- **TASK DETAILS**: Scan the records below for the word "icon". Copy each line where it appears.

Web page and app entries:

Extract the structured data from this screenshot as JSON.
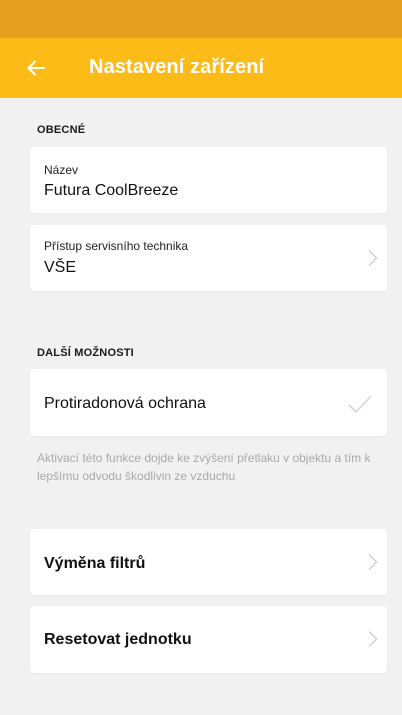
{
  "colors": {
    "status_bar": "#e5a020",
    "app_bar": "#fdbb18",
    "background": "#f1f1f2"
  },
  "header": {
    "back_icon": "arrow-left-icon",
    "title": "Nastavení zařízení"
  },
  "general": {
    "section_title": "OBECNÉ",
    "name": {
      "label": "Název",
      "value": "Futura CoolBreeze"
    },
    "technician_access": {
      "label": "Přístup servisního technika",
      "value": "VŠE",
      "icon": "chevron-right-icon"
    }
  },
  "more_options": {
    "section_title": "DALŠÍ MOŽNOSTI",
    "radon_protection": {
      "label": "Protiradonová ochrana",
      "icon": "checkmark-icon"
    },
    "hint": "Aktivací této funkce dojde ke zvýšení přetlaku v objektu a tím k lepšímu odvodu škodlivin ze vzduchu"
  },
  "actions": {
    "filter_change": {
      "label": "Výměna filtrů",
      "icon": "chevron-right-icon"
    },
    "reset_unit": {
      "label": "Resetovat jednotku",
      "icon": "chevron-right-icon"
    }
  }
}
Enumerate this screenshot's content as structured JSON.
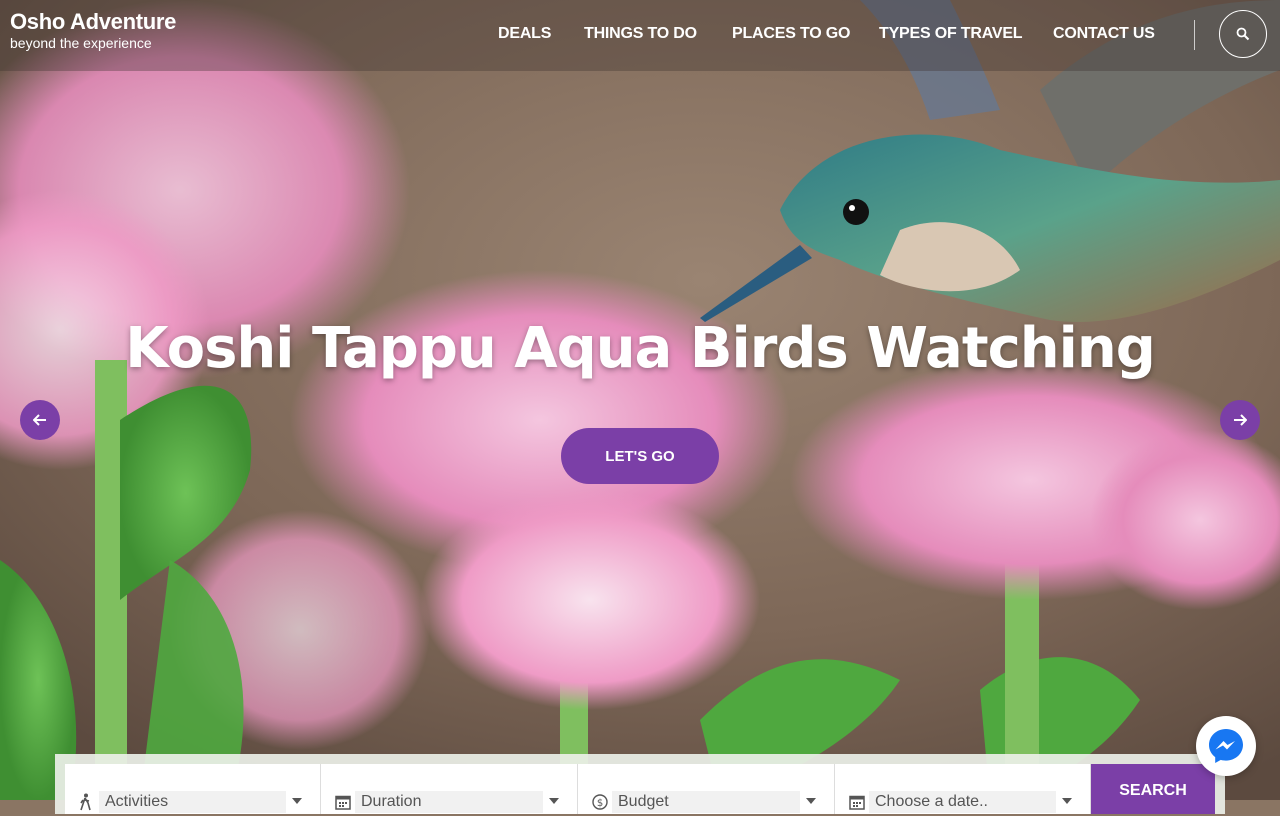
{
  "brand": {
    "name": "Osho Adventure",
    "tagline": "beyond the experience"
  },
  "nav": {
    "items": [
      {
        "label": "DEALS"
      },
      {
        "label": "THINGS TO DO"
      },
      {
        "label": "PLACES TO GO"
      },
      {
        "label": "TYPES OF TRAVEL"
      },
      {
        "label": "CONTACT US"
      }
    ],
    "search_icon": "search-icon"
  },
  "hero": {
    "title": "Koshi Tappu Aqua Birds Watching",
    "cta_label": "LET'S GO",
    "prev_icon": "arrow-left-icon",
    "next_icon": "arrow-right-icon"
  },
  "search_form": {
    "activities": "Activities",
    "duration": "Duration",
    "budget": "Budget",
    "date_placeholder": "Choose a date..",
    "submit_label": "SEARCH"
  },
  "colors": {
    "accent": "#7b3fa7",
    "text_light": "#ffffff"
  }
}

- **RESULT OF THIS TASK**:
    "back_icon": "arrow-left-icon",
      "icon": "chevron-right-icon"
      "icon": "checkmark-icon"
      "icon": "chevron-right-icon"
      "icon": "chevron-right-icon"
    "search_icon": "search-icon"
    "prev_icon": "arrow-left-icon",
    "next_icon": "arrow-right-icon"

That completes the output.